In painting the artistic appearance, in which the inner spiritual sense of beauty exhibits itself, still possesses a material character and subsistence. But if the subjectivity of the soul is to be expressed in a wholly adequate manner, the extended presentation to the eye must be overcome in all its dimensions and superseded. This may be accomplished by taking succession in time as the element of the artistic representation. It is naturally presented in Soundas the quivering or vibrating of matter, and at the same time the dissolving or negating of its material extension. The Beautiful is thus represented in Music, which is the Art for the ear. The objectivity of the Beautiful becomes here entirely subjective and transitory, but at the same time it lays hold of the whole soul. And because the feeling produced by Music ranges in its variations from the absolutely undetermined to the infinitely determinable, we have therein the ground of the immeasurable power of this art and its irresistibly inspiring influence, especially among uncivilized peoples whose habits of thought are still little developed. We have here, in fact, only the responsive thrilling or quivering of the soul which is its feeling, and as such the material is not distinguishable from its form – the thing felt and the feeling being the same. The whole basis of the musical expression is thus merely this self-moving inward feeling of the mind. Hence the characteristic of the highest subjective freedom belongs to Music.
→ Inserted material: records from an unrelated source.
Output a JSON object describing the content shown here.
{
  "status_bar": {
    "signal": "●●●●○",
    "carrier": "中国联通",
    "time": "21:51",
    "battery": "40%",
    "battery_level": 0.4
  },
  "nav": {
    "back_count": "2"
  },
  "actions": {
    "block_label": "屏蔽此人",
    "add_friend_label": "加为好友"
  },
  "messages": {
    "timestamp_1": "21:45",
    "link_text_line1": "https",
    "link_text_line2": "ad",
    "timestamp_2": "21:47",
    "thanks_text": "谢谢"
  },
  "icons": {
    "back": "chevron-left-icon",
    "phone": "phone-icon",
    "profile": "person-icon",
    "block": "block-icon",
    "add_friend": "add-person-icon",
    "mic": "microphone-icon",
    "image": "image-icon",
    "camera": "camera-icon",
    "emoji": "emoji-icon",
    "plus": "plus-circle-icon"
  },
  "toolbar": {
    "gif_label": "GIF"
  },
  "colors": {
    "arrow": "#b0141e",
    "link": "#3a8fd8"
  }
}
In Music the feelings advance indeed out of their indefiniteness to more definite intuitions and representations, but these are born of the soul itself, and the tones only give them impulse and occasion. It thus becomes a self-production and projection of the soul as soul, when under the influence of the sensations of tone it realizes the feelings of joyfulness, cheerfulness, sorrow, longing; or rises to love, reverence or worship. As the external material elements of music are only a succession of vibrations in time, so the inner feelings exhibit themselves as merely a series of vibrating states produced in response as on the inward key-board of the soul.
Hegel, Georg Wilhelm Friedrich. The Philosophy of Art. Trans. William Hastie. Ed. Heinrich Gustav Hotho. Barnes & Noble, Inc. 2006. 60-61.